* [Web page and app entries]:
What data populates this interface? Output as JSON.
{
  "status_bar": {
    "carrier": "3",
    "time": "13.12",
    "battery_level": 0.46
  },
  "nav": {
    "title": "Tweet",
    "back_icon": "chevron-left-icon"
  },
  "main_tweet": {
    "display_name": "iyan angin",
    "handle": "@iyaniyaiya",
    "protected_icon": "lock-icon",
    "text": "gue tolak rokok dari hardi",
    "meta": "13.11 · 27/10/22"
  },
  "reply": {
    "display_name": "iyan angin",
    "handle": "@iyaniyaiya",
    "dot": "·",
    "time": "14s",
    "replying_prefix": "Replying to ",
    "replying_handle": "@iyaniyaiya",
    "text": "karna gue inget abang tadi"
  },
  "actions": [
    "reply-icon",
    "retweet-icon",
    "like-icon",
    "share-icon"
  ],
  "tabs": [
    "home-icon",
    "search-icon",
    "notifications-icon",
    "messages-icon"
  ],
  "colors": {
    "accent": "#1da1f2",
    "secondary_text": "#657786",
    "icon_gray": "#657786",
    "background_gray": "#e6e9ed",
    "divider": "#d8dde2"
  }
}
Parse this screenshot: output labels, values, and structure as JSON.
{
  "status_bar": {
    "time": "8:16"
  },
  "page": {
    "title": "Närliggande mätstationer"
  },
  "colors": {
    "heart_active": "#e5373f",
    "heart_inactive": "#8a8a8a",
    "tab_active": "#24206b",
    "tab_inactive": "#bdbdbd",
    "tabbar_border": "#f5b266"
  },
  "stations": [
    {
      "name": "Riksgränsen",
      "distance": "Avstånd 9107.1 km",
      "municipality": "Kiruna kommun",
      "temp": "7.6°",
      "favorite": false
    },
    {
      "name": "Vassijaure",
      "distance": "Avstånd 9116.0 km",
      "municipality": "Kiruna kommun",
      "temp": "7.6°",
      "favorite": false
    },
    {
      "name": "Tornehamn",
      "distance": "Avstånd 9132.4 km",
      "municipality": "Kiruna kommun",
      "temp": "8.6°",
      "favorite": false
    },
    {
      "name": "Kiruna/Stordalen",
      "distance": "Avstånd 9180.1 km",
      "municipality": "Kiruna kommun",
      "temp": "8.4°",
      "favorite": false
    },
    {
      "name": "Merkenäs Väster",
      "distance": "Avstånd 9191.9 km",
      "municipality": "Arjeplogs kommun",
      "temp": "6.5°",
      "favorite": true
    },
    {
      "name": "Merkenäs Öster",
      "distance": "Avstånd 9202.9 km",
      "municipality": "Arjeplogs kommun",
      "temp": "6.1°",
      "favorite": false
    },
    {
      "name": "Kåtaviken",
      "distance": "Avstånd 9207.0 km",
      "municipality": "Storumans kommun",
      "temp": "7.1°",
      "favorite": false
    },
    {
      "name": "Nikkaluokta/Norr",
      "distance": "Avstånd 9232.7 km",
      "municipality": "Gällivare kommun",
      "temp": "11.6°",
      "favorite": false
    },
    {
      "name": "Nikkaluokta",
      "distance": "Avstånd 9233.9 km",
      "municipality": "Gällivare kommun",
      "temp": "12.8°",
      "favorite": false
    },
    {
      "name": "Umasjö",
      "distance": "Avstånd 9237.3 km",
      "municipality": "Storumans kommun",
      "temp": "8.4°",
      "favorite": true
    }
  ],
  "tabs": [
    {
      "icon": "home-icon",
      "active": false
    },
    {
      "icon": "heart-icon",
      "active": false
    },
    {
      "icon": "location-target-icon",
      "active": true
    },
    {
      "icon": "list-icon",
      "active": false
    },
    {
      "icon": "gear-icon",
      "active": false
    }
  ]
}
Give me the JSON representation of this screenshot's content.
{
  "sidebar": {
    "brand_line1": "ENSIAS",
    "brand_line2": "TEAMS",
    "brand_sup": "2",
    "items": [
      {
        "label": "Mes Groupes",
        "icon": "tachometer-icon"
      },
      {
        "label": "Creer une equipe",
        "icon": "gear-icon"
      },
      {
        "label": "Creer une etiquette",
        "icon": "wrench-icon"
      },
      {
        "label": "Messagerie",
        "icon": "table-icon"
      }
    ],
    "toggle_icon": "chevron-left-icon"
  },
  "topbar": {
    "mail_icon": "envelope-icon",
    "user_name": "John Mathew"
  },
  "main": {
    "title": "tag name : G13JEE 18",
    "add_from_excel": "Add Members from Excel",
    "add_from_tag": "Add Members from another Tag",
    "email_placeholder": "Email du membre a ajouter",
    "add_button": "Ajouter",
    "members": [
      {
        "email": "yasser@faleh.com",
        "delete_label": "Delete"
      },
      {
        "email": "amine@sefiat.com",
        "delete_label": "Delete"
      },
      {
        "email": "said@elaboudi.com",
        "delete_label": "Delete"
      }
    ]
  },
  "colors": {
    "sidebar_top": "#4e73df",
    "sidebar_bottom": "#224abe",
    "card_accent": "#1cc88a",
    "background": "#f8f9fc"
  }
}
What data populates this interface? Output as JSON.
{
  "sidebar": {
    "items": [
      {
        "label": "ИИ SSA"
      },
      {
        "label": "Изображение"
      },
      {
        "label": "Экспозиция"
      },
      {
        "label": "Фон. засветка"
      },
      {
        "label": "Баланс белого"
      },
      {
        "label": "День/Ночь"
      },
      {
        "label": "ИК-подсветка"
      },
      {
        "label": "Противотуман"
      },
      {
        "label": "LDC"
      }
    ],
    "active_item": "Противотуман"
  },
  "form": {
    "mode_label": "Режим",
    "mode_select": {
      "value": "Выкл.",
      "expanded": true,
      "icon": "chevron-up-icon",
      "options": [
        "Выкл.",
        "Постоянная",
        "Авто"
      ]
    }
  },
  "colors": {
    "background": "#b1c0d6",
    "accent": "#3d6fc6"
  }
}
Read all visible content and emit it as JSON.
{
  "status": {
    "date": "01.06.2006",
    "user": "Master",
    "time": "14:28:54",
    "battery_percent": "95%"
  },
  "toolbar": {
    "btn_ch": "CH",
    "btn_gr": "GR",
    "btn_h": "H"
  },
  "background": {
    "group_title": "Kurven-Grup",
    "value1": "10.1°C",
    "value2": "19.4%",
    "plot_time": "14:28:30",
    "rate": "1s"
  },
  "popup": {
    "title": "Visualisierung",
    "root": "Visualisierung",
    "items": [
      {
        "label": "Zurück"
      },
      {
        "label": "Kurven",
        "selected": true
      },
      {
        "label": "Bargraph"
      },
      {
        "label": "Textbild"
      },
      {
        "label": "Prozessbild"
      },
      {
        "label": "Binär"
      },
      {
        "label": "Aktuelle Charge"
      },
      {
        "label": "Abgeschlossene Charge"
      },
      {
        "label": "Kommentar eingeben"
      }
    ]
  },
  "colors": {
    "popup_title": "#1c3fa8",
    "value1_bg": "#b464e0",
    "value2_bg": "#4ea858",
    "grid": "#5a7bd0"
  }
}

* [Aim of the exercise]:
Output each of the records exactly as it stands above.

* [Response to this exercise]:
What data populates this interface? Output as JSON.
{
  "status_bar": {
    "carrier": "3",
    "time": "13.12",
    "battery_level": 0.46
  },
  "nav": {
    "title": "Tweet",
    "back_icon": "chevron-left-icon"
  },
  "main_tweet": {
    "display_name": "iyan angin",
    "handle": "@iyaniyaiya",
    "protected_icon": "lock-icon",
    "text": "gue tolak rokok dari hardi",
    "meta": "13.11 · 27/10/22"
  },
  "reply": {
    "display_name": "iyan angin",
    "handle": "@iyaniyaiya",
    "dot": "·",
    "time": "14s",
    "replying_prefix": "Replying to ",
    "replying_handle": "@iyaniyaiya",
    "text": "karna gue inget abang tadi"
  },
  "actions": [
    "reply-icon",
    "retweet-icon",
    "like-icon",
    "share-icon"
  ],
  "tabs": [
    "home-icon",
    "search-icon",
    "notifications-icon",
    "messages-icon"
  ],
  "colors": {
    "accent": "#1da1f2",
    "secondary_text": "#657786",
    "icon_gray": "#657786",
    "background_gray": "#e6e9ed",
    "divider": "#d8dde2"
  }
}
Parse this screenshot: output labels, values, and structure as JSON.
{
  "status_bar": {
    "time": "8:16"
  },
  "page": {
    "title": "Närliggande mätstationer"
  },
  "colors": {
    "heart_active": "#e5373f",
    "heart_inactive": "#8a8a8a",
    "tab_active": "#24206b",
    "tab_inactive": "#bdbdbd",
    "tabbar_border": "#f5b266"
  },
  "stations": [
    {
      "name": "Riksgränsen",
      "distance": "Avstånd 9107.1 km",
      "municipality": "Kiruna kommun",
      "temp": "7.6°",
      "favorite": false
    },
    {
      "name": "Vassijaure",
      "distance": "Avstånd 9116.0 km",
      "municipality": "Kiruna kommun",
      "temp": "7.6°",
      "favorite": false
    },
    {
      "name": "Tornehamn",
      "distance": "Avstånd 9132.4 km",
      "municipality": "Kiruna kommun",
      "temp": "8.6°",
      "favorite": false
    },
    {
      "name": "Kiruna/Stordalen",
      "distance": "Avstånd 9180.1 km",
      "municipality": "Kiruna kommun",
      "temp": "8.4°",
      "favorite": false
    },
    {
      "name": "Merkenäs Väster",
      "distance": "Avstånd 9191.9 km",
      "municipality": "Arjeplogs kommun",
      "temp": "6.5°",
      "favorite": true
    },
    {
      "name": "Merkenäs Öster",
      "distance": "Avstånd 9202.9 km",
      "municipality": "Arjeplogs kommun",
      "temp": "6.1°",
      "favorite": false
    },
    {
      "name": "Kåtaviken",
      "distance": "Avstånd 9207.0 km",
      "municipality": "Storumans kommun",
      "temp": "7.1°",
      "favorite": false
    },
    {
      "name": "Nikkaluokta/Norr",
      "distance": "Avstånd 9232.7 km",
      "municipality": "Gällivare kommun",
      "temp": "11.6°",
      "favorite": false
    },
    {
      "name": "Nikkaluokta",
      "distance": "Avstånd 9233.9 km",
      "municipality": "Gällivare kommun",
      "temp": "12.8°",
      "favorite": false
    },
    {
      "name": "Umasjö",
      "distance": "Avstånd 9237.3 km",
      "municipality": "Storumans kommun",
      "temp": "8.4°",
      "favorite": true
    }
  ],
  "tabs": [
    {
      "icon": "home-icon",
      "active": false
    },
    {
      "icon": "heart-icon",
      "active": false
    },
    {
      "icon": "location-target-icon",
      "active": true
    },
    {
      "icon": "list-icon",
      "active": false
    },
    {
      "icon": "gear-icon",
      "active": false
    }
  ]
}
Give me the JSON representation of this screenshot's content.
{
  "sidebar": {
    "brand_line1": "ENSIAS",
    "brand_line2": "TEAMS",
    "brand_sup": "2",
    "items": [
      {
        "label": "Mes Groupes",
        "icon": "tachometer-icon"
      },
      {
        "label": "Creer une equipe",
        "icon": "gear-icon"
      },
      {
        "label": "Creer une etiquette",
        "icon": "wrench-icon"
      },
      {
        "label": "Messagerie",
        "icon": "table-icon"
      }
    ],
    "toggle_icon": "chevron-left-icon"
  },
  "topbar": {
    "mail_icon": "envelope-icon",
    "user_name": "John Mathew"
  },
  "main": {
    "title": "tag name : G13JEE 18",
    "add_from_excel": "Add Members from Excel",
    "add_from_tag": "Add Members from another Tag",
    "email_placeholder": "Email du membre a ajouter",
    "add_button": "Ajouter",
    "members": [
      {
        "email": "yasser@faleh.com",
        "delete_label": "Delete"
      },
      {
        "email": "amine@sefiat.com",
        "delete_label": "Delete"
      },
      {
        "email": "said@elaboudi.com",
        "delete_label": "Delete"
      }
    ]
  },
  "colors": {
    "sidebar_top": "#4e73df",
    "sidebar_bottom": "#224abe",
    "card_accent": "#1cc88a",
    "background": "#f8f9fc"
  }
}
What data populates this interface? Output as JSON.
{
  "sidebar": {
    "items": [
      {
        "label": "ИИ SSA"
      },
      {
        "label": "Изображение"
      },
      {
        "label": "Экспозиция"
      },
      {
        "label": "Фон. засветка"
      },
      {
        "label": "Баланс белого"
      },
      {
        "label": "День/Ночь"
      },
      {
        "label": "ИК-подсветка"
      },
      {
        "label": "Противотуман"
      },
      {
        "label": "LDC"
      }
    ],
    "active_item": "Противотуман"
  },
  "form": {
    "mode_label": "Режим",
    "mode_select": {
      "value": "Выкл.",
      "expanded": true,
      "icon": "chevron-up-icon",
      "options": [
        "Выкл.",
        "Постоянная",
        "Авто"
      ]
    }
  },
  "colors": {
    "background": "#b1c0d6",
    "accent": "#3d6fc6"
  }
}
Read all visible content and emit it as JSON.
{
  "status": {
    "date": "01.06.2006",
    "user": "Master",
    "time": "14:28:54",
    "battery_percent": "95%"
  },
  "toolbar": {
    "btn_ch": "CH",
    "btn_gr": "GR",
    "btn_h": "H"
  },
  "background": {
    "group_title": "Kurven-Grup",
    "value1": "10.1°C",
    "value2": "19.4%",
    "plot_time": "14:28:30",
    "rate": "1s"
  },
  "popup": {
    "title": "Visualisierung",
    "root": "Visualisierung",
    "items": [
      {
        "label": "Zurück"
      },
      {
        "label": "Kurven",
        "selected": true
      },
      {
        "label": "Bargraph"
      },
      {
        "label": "Textbild"
      },
      {
        "label": "Prozessbild"
      },
      {
        "label": "Binär"
      },
      {
        "label": "Aktuelle Charge"
      },
      {
        "label": "Abgeschlossene Charge"
      },
      {
        "label": "Kommentar eingeben"
      }
    ]
  },
  "colors": {
    "popup_title": "#1c3fa8",
    "value1_bg": "#b464e0",
    "value2_bg": "#4ea858",
    "grid": "#5a7bd0"
  }
}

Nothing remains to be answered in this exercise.